● **DESCRIPTION OF THE TASK**:
Copy each line below in which the word "icon" occurs.

-------------------------

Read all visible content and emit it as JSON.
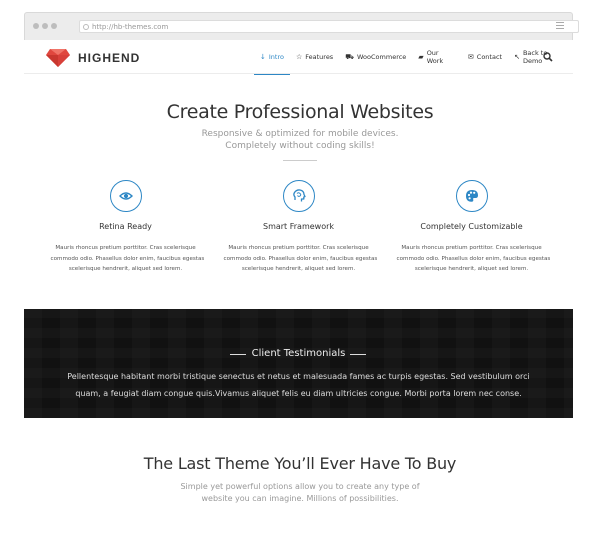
{
  "browser": {
    "url": "http://hb-themes.com"
  },
  "header": {
    "logo_text": "HIGHEND",
    "nav": [
      {
        "label": "Intro",
        "icon": "arrow-down-icon",
        "glyph": "↓",
        "active": true
      },
      {
        "label": "Features",
        "icon": "star-icon",
        "glyph": "☆",
        "active": false
      },
      {
        "label": "WooCommerce",
        "icon": "cart-icon",
        "glyph": "⛟",
        "active": false
      },
      {
        "label": "Our Work",
        "icon": "briefcase-icon",
        "glyph": "▰",
        "active": false
      },
      {
        "label": "Contact",
        "icon": "envelope-icon",
        "glyph": "✉",
        "active": false
      },
      {
        "label": "Back to Demo",
        "icon": "cursor-icon",
        "glyph": "↖",
        "active": false
      }
    ]
  },
  "hero": {
    "title": "Create Professional Websites",
    "subtitle_line1": "Responsive & optimized for mobile devices.",
    "subtitle_line2": "Completely without coding skills!"
  },
  "features": [
    {
      "title": "Retina Ready",
      "icon": "eye-icon",
      "lines": [
        "Mauris rhoncus pretium porttitor. Cras scelerisque",
        "commodo odio. Phasellus dolor enim, faucibus egestas",
        "scelerisque hendrerit, aliquet sed lorem."
      ]
    },
    {
      "title": "Smart Framework",
      "icon": "brain-icon",
      "lines": [
        "Mauris rhoncus pretium porttitor. Cras scelerisque",
        "commodo odio. Phasellus dolor enim, faucibus egestas",
        "scelerisque hendrerit, aliquet sed lorem."
      ]
    },
    {
      "title": "Completely Customizable",
      "icon": "palette-icon",
      "lines": [
        "Mauris rhoncus pretium porttitor. Cras scelerisque",
        "commodo odio. Phasellus dolor enim, faucibus egestas",
        "scelerisque hendrerit, aliquet sed lorem."
      ]
    }
  ],
  "testimonials": {
    "heading": "Client Testimonials",
    "line1": "Pellentesque habitant morbi tristique senectus et netus et malesuada fames ac turpis egestas. Sed vestibulum orci",
    "line2": "quam, a feugiat diam congue quis.Vivamus aliquet felis eu diam ultricies congue. Morbi porta lorem nec conse."
  },
  "bottom": {
    "title": "The Last Theme You’ll Ever Have To Buy",
    "line1": "Simple yet powerful options allow you to create any type of",
    "line2": "website you can imagine. Millions of possibilities."
  },
  "colors": {
    "accent": "#2d87c5",
    "logo_red": "#e0473e",
    "testimonials_bg": "#111111"
  }
}
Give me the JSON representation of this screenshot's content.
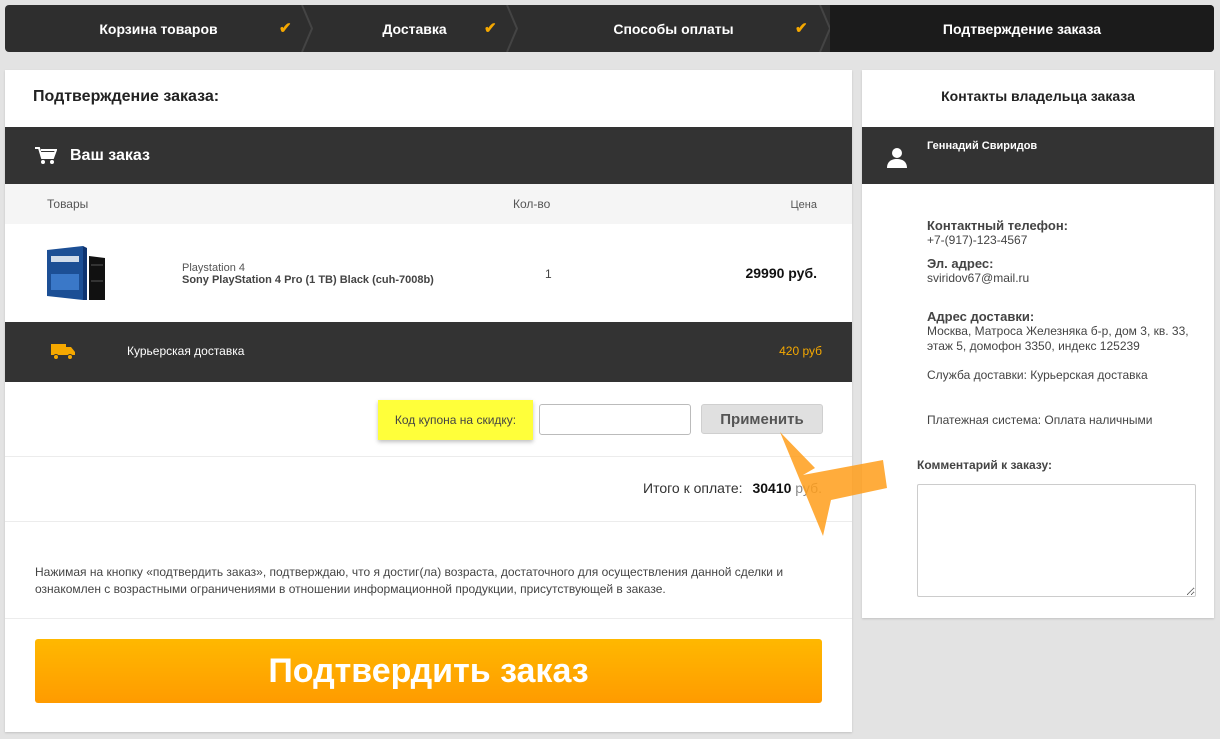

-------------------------

● **RESPONSE AREA**:
        "icon": "arrow-down-icon",
        "icon": "star-icon",
        "icon": "cart-icon",
        "icon": "briefcase-icon",
        "icon": "envelope-icon",
        "icon": "cursor-icon",
      "icon": "eye-icon",
      "icon": "brain-icon",
      "icon": "palette-icon",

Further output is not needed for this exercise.